Australia is undeniably leading the new world of wines. With more than 100 grape varieties growing across 65 wine regions, you could sit in Sydney and enjoy a Bordeaux style Cabernet Sauvignon from Western Australia, as much as you could sip a dry Riesling from Tasmania. The wide diversity of climates and soils across the country, coupled with the lack of regulations compared to their peers in Europe, is offering winemakers numerous opportunities to innovate, blend, and create different styles to adapt to their consumers’ palate and preferences or simply surprise them!
Depending on where you are in the world, you may or may not be familiar with Australian wine, but if you are a wine enthusiast, it’s likely that you have heard of the Barossa Valley, in South Australia, and its famous Shiraz. With its overall warm climate, the Barossa Valley has initially offered a Shiraz that is big, bold and plummy, with a spicy style. It is these characteristics that made the region (and the country) gain in popularity around the world.
Barossa Valley is also where I chose to immerse myself for five weeks during the 2022 vintage, in order to learn more about the industry and the winemaking process. It was incredible to see how innovative this region is. I came across blends that would not be permitted in Europe: Cabernet-Shiraz; Sangiovese-Barbera; Montepulciano-Primitivo; but also grapes that would not necessarily be used as a single varietal in other countries, such as Sémillon.
Meanwhile, the region has been working on making their Shiraz more and more elegant. It appeared that the full bodied Shiraz with a big explosion of dark fruits, was not for everyone. More and more producers look at sourcing their grapes from Eden Valley (a sub-region of the Barossa zone), where the climate is colder, due to the higher altitude. Here they can grow Shiraz while maximising the level of acidity and avoid the jamminess that can potentially be a problem when ripening grapes in the warmer Barossa Valley. This, coupled with a French led winemaking style, allow them to offer more refined Shiraz, or even, as some dare to call it, Syrah. And mate, they really are delicious!
Although I am very appreciative of that leaner, new-ish style, I must say I have missed the big bold Shiraz that I was expecting everywhere when visiting the region, and wished that I could have found more!
In addition, the Barossa region also offers Chardonnay, Cabernet Sauvignon, Riesling (more likely from Eden Valley, the Barossa Valley being too warm), Grenache, Mourvedre (they call it ‘Mataro’ there) and blends such as GSM. But also, Arneis, Gewürztraminer, Marsanne, Muscat Blanc à Petits Grains, Pinot Gris, Sauvignon Blanc, Savagnin, Viognier, Cabernet Franc, Malbec, Merlot, Petit Verdot, Tempranillo, Touriga Nacional, Zinfandel, Cinsault… the list is long!
Another thing I’ve learned while I was there is that South Australia still has plantings of vines that are amongst the oldest in the world.

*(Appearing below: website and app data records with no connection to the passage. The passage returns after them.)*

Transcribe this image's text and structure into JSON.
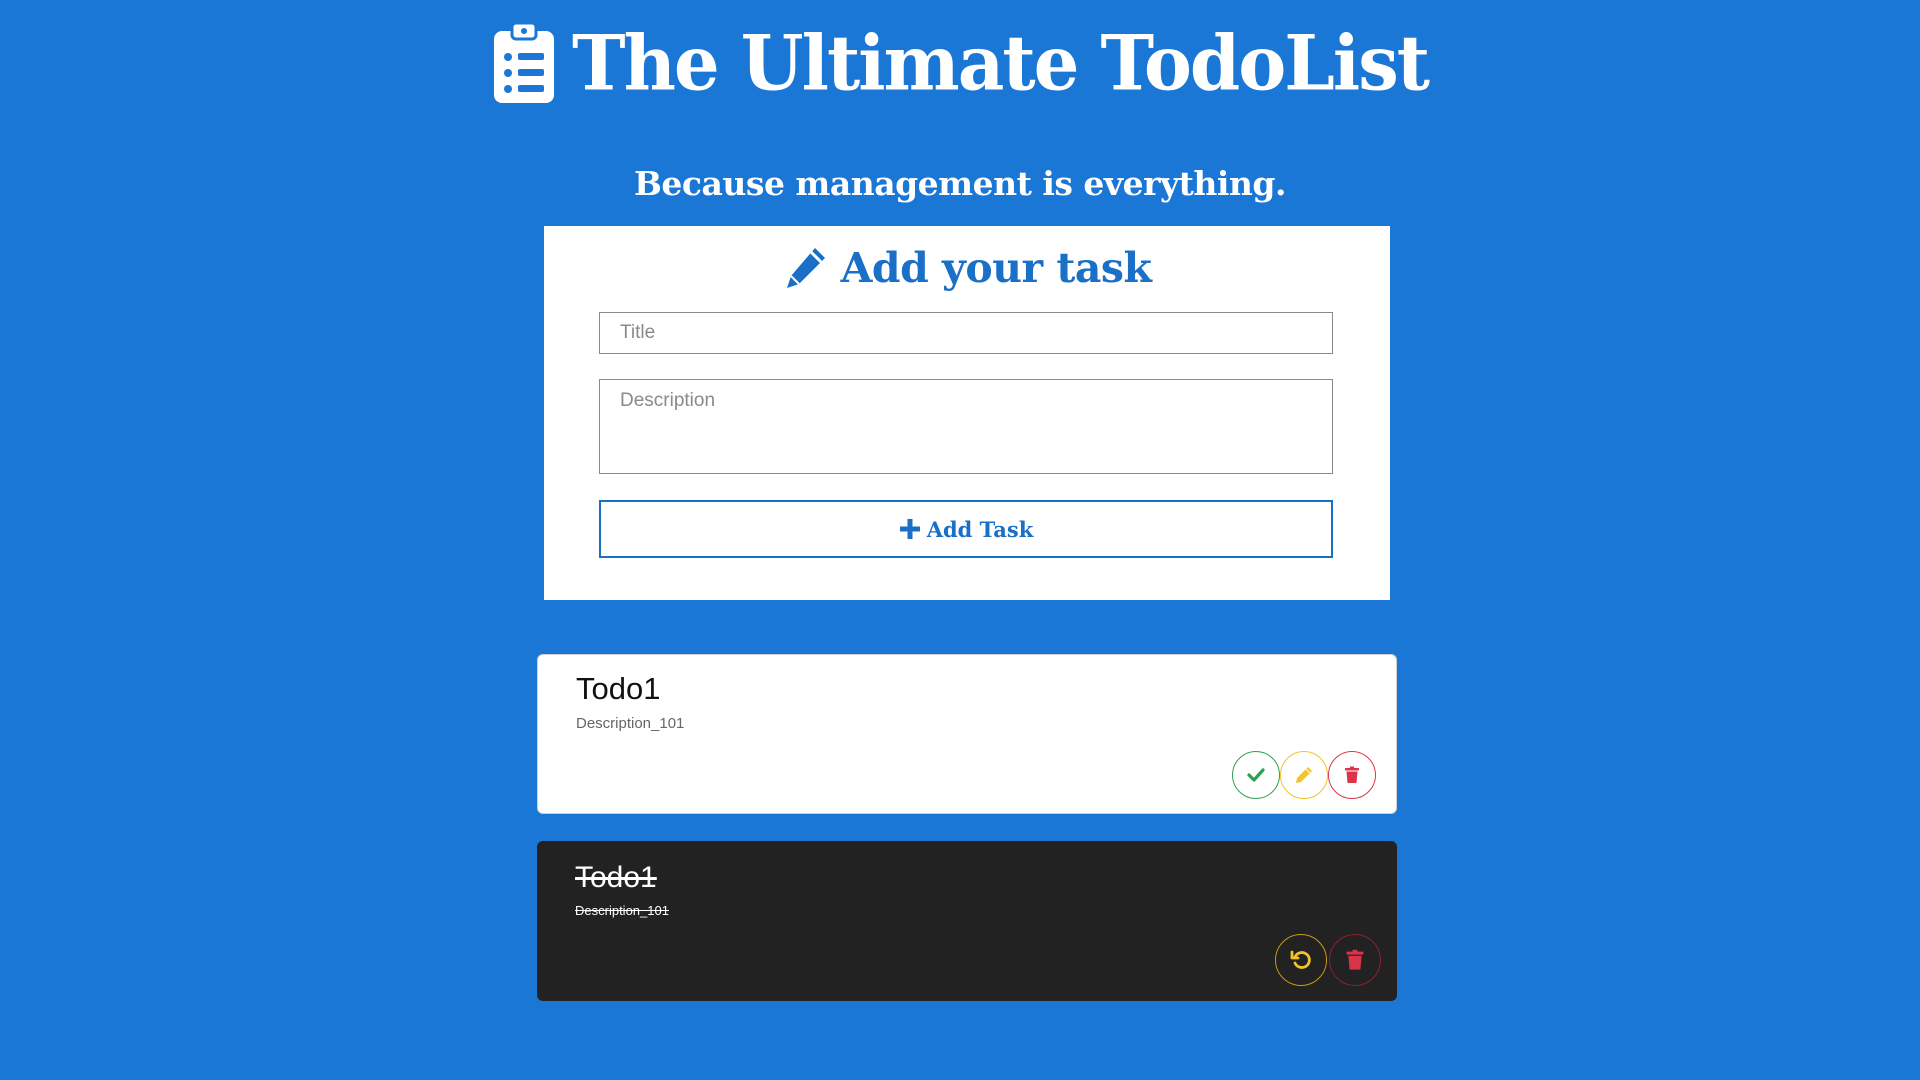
{
  "header": {
    "title": "The Ultimate TodoList",
    "subtitle": "Because management is everything.",
    "logo_icon": "clipboard-list-icon"
  },
  "form": {
    "heading": "Add your task",
    "heading_icon": "pencil-icon",
    "title_placeholder": "Title",
    "title_value": "",
    "description_placeholder": "Description",
    "description_value": "",
    "add_button_label": "Add Task",
    "add_button_icon": "plus-icon"
  },
  "todos": [
    {
      "title": "Todo1",
      "description": "Description_101",
      "completed": false,
      "actions": [
        "check-icon",
        "pencil-icon",
        "trash-icon"
      ]
    },
    {
      "title": "Todo1",
      "description": "Description_101",
      "completed": true,
      "actions": [
        "undo-icon",
        "trash-icon"
      ]
    }
  ],
  "colors": {
    "background": "#1a77d6",
    "accent": "#1a6fc7",
    "complete": "#2e9e52",
    "edit": "#f2c32a",
    "delete": "#d9344a",
    "done_card": "#222222"
  }
}
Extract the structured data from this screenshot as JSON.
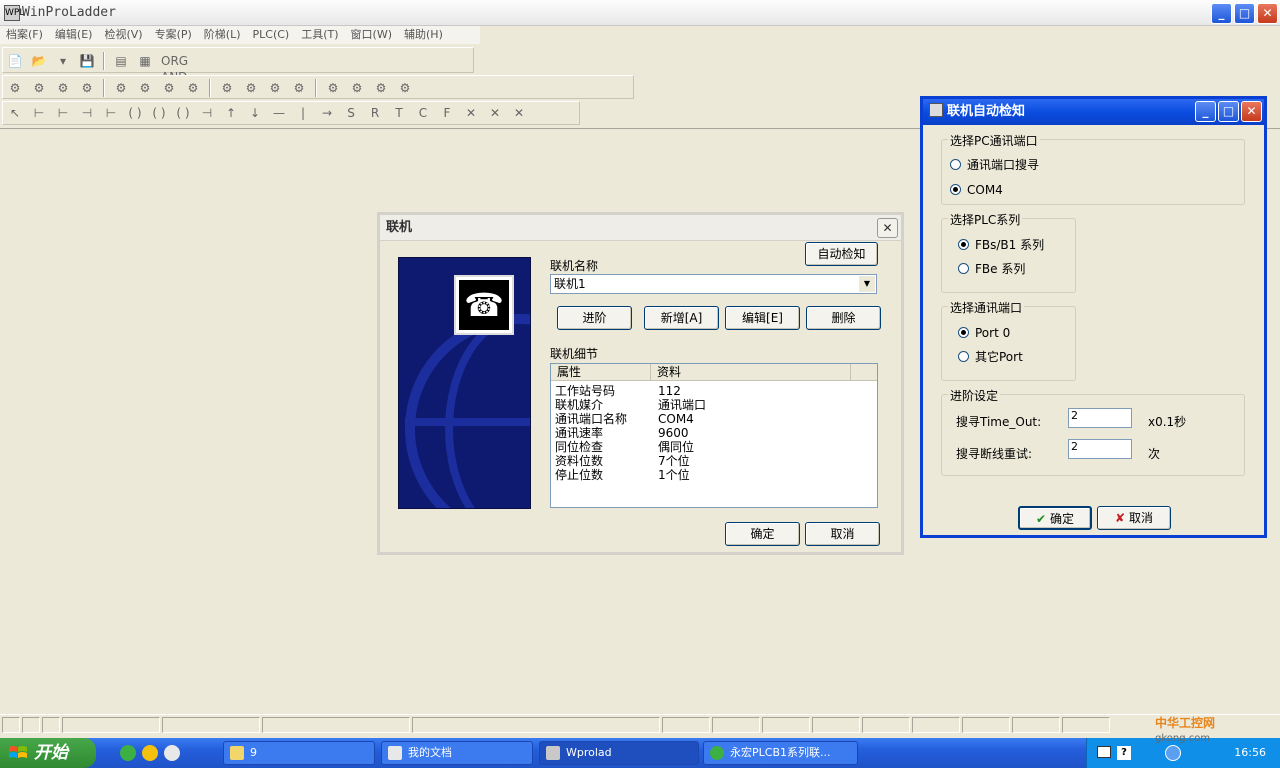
{
  "app": {
    "title": "WinProLadder",
    "icon": "WPL"
  },
  "window_controls": {
    "minimize": "_",
    "maximize": "□",
    "close": "✕"
  },
  "menu": [
    "档案(F)",
    "编辑(E)",
    "检视(V)",
    "专案(P)",
    "阶梯(L)",
    "PLC(C)",
    "工具(T)",
    "窗口(W)",
    "辅助(H)"
  ],
  "toolbar1": {
    "icons": [
      "📄",
      "📂",
      "▾",
      "💾",
      "▤",
      "▦",
      "ORG AND"
    ]
  },
  "toolbar2": {
    "icons": [
      "⚙",
      "⚙",
      "⚙",
      "⚙",
      "⚙",
      "⚙",
      "⚙",
      "⚙",
      "⚙",
      "⚙",
      "⚙",
      "⚙",
      "⚙",
      "⚙",
      "⚙",
      "⚙"
    ]
  },
  "toolbar3": {
    "icons": [
      "↖",
      "⊢",
      "⊢",
      "⊣",
      "⊢",
      "( )",
      "( )",
      "( )",
      "⊣",
      "↑",
      "↓",
      "—",
      "|",
      "→",
      "S",
      "R",
      "T",
      "C",
      "F",
      "✕",
      "✕",
      "✕"
    ]
  },
  "connection_dialog": {
    "title": "联机",
    "close": "✕",
    "auto_detect": "自动检知",
    "name_label": "联机名称",
    "name_value": "联机1",
    "buttons": {
      "advanced": "进阶",
      "add": "新增[A]",
      "edit": "编辑[E]",
      "delete": "删除"
    },
    "details_label": "联机细节",
    "columns": [
      "属性",
      "资料"
    ],
    "rows": [
      [
        "工作站号码",
        "112"
      ],
      [
        "联机媒介",
        "通讯端口"
      ],
      [
        "通讯端口名称",
        "COM4"
      ],
      [
        "通讯速率",
        "9600"
      ],
      [
        "同位检查",
        "偶同位"
      ],
      [
        "资料位数",
        "7个位"
      ],
      [
        "停止位数",
        "1个位"
      ]
    ],
    "ok": "确定",
    "cancel": "取消"
  },
  "auto_dialog": {
    "title": "联机自动检知",
    "pc_group": "选择PC通讯端口",
    "pc_options": [
      "通讯端口搜寻",
      "COM4"
    ],
    "pc_selected": 1,
    "plc_group": "选择PLC系列",
    "plc_options": [
      "FBs/B1 系列",
      "FBe 系列"
    ],
    "port_group": "选择通讯端口",
    "port_options": [
      "Port 0",
      "其它Port"
    ],
    "advanced_group": "进阶设定",
    "timeout_label": "搜寻Time_Out:",
    "timeout_value": "2",
    "timeout_unit": "x0.1秒",
    "retry_label": "搜寻断线重试:",
    "retry_value": "2",
    "retry_unit": "次",
    "ok": "确定",
    "cancel": "取消"
  },
  "taskbar": {
    "start": "开始",
    "tasks": [
      "9",
      "我的文档",
      "Wprolad",
      "永宏PLCB1系列联..."
    ],
    "clock": "16:56"
  },
  "watermark": {
    "line1": "中华工控网",
    "line2": "gkong.com"
  }
}
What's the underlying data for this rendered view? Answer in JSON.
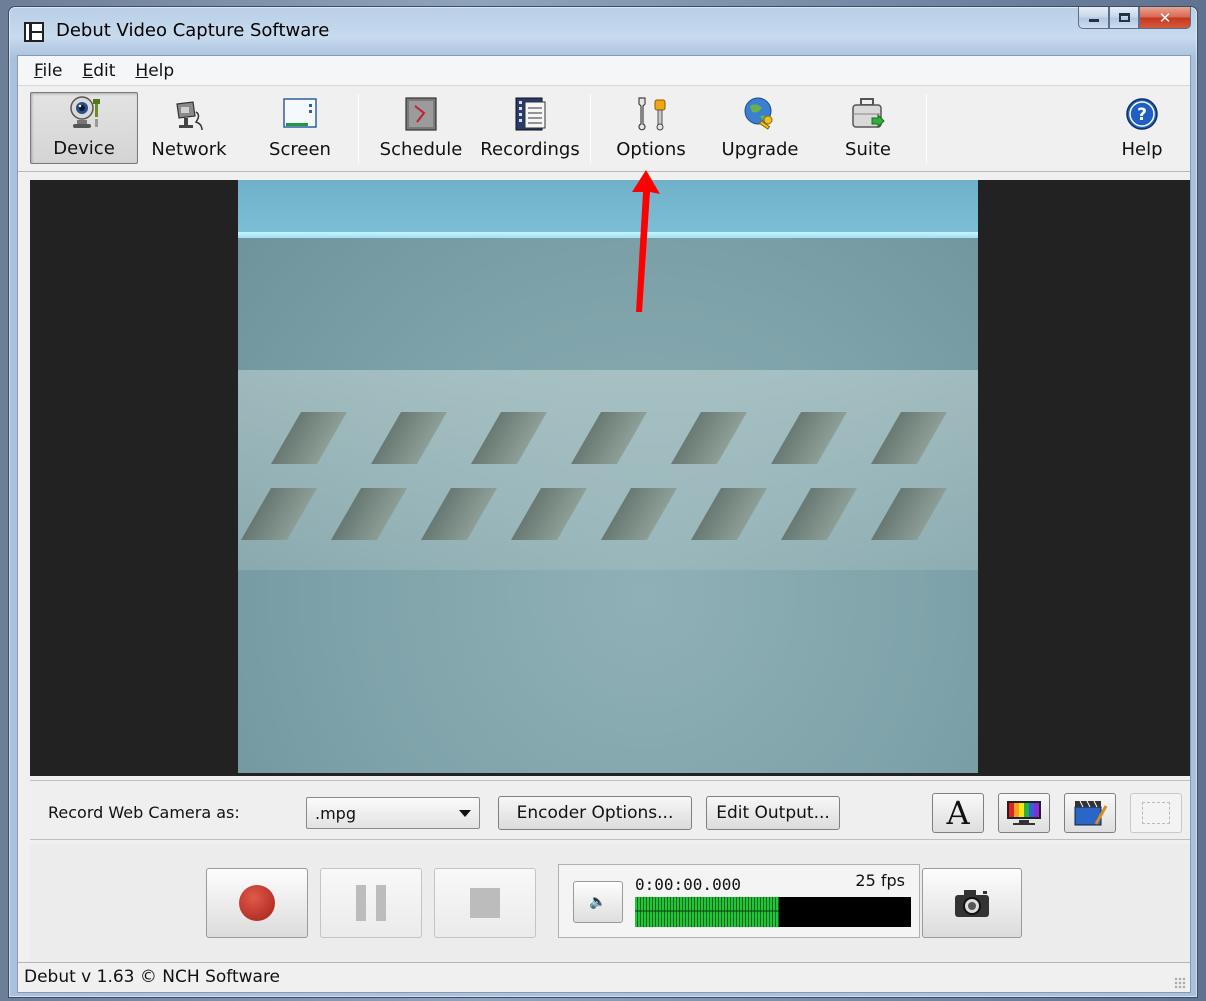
{
  "window": {
    "title": "Debut Video Capture Software"
  },
  "menu": {
    "items": [
      "File",
      "Edit",
      "Help"
    ]
  },
  "toolbar": {
    "buttons": [
      {
        "label": "Device",
        "icon": "webcam-icon",
        "active": true
      },
      {
        "label": "Network",
        "icon": "network-camera-icon"
      },
      {
        "label": "Screen",
        "icon": "screen-icon"
      },
      {
        "label": "Schedule",
        "icon": "schedule-icon"
      },
      {
        "label": "Recordings",
        "icon": "film-recordings-icon"
      },
      {
        "label": "Options",
        "icon": "options-tools-icon"
      },
      {
        "label": "Upgrade",
        "icon": "upgrade-globe-key-icon"
      },
      {
        "label": "Suite",
        "icon": "suite-briefcase-icon"
      },
      {
        "label": "Help",
        "icon": "help-question-icon"
      }
    ]
  },
  "record": {
    "label": "Record Web Camera as:",
    "format_selected": ".mpg",
    "encoder_options_label": "Encoder Options...",
    "edit_output_label": "Edit Output...",
    "icon_buttons": [
      "text-overlay-icon",
      "color-adjust-icon",
      "video-effects-icon",
      "crop-selection-icon"
    ]
  },
  "transport": {
    "time": "0:00:00.000",
    "fps": "25 fps",
    "level_fraction": 0.52,
    "buttons": [
      "record-icon",
      "pause-icon",
      "stop-icon",
      "volume-icon",
      "snapshot-camera-icon"
    ]
  },
  "status": {
    "text": "Debut v 1.63 © NCH Software"
  },
  "colors": {
    "accent_record": "#c0392b",
    "meter_green": "#22c53a",
    "annotation_red": "#ff0000"
  }
}
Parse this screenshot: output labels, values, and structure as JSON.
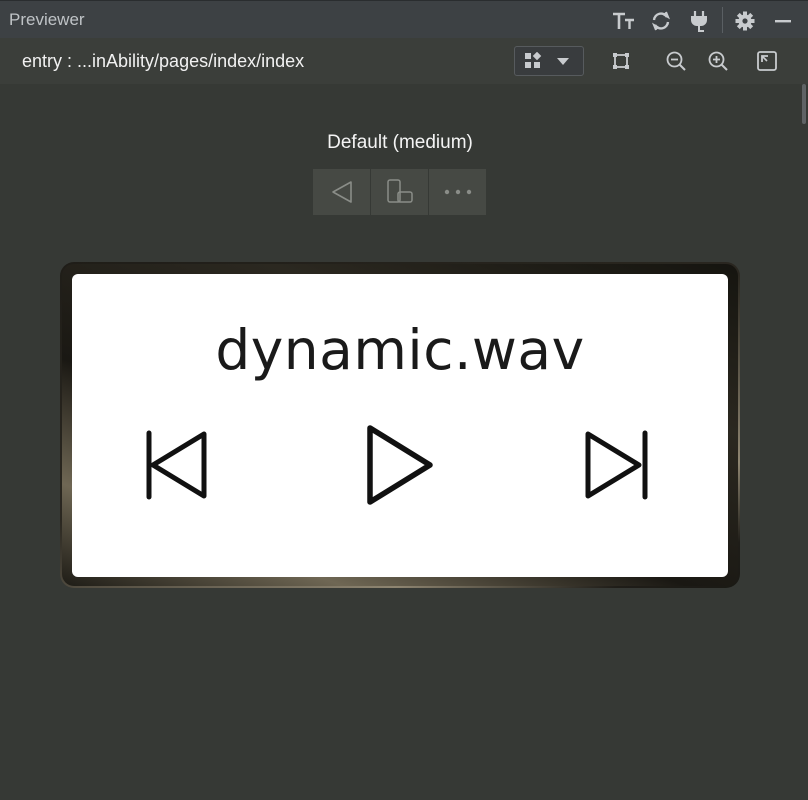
{
  "window": {
    "title": "Previewer"
  },
  "toolbar": {
    "icons": [
      "font-size-icon",
      "refresh-icon",
      "plug-icon",
      "gear-icon",
      "minimize-icon"
    ]
  },
  "pathbar": {
    "path": "entry : ...inAbility/pages/index/index",
    "icons": [
      "device-layout-icon",
      "chevron-down-icon",
      "crop-icon",
      "zoom-out-icon",
      "zoom-in-icon",
      "fit-screen-icon"
    ]
  },
  "preview": {
    "mode_label": "Default (medium)",
    "device_toolbar": [
      "back-icon",
      "rotate-icon",
      "more-icon"
    ]
  },
  "app": {
    "song_title": "dynamic.wav",
    "controls": [
      "previous-icon",
      "play-icon",
      "next-icon"
    ]
  },
  "colors": {
    "background": "#363935",
    "titlebar": "#3d4144",
    "screen": "#ffffff",
    "icon": "#c8cbce"
  }
}
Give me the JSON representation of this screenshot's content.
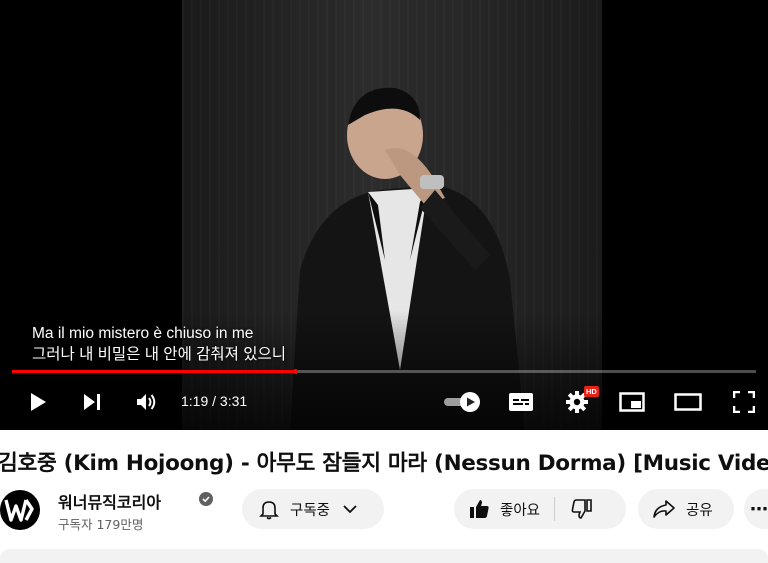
{
  "player": {
    "caption_line1": "Ma il mio mistero è chiuso in me",
    "caption_line2": "그러나 내 비밀은 내 안에 감춰져 있으니",
    "time": "1:19 / 3:31",
    "progress_fraction": 0.38,
    "hd_badge": "HD",
    "accent_color": "#ff0000"
  },
  "video": {
    "title": "김호중 (Kim Hojoong) - 아무도 잠들지 마라 (Nessun Dorma) [Music Video]"
  },
  "channel": {
    "name": "워너뮤직코리아",
    "subscribers": "구독자 179만명",
    "logo_icon": "warner-music-logo"
  },
  "actions": {
    "subscribe_label": "구독중",
    "like_label": "좋아요",
    "share_label": "공유",
    "more_label": "⋯"
  }
}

For example, Langmeil winery has Shiraz vines dating from 1843! This is due to the fact that South Australia was one of the few regions not being affected by phylloxera in the 1860s, hence the region was able to keep its historical vines intact. It’s incredible to know that we can enjoy wine from the original plantings that were done by the settlers two centuries ago!
Last but not least, what struck me in this region is not only how passionate people are about their wine but also their kindness; and the way I was welcomed by everyone I met. If you get the chance to visit the region, take the time to stop for a meal and a glass of wine in Tanunda; the main town of the region. Their 4,500 inhabitants made it a charming place where you take the time to chat, drink good wine and shorten the words in an Aussie style. My favourite cellar door remains @brothersatwar, where I got to spend most of my time, as they offered me the opportunity to be part of their team and spend some time between the cellar door and the winery for a few weeks. So come say ‘Good day’ and try their Shiraz… and their Syrah!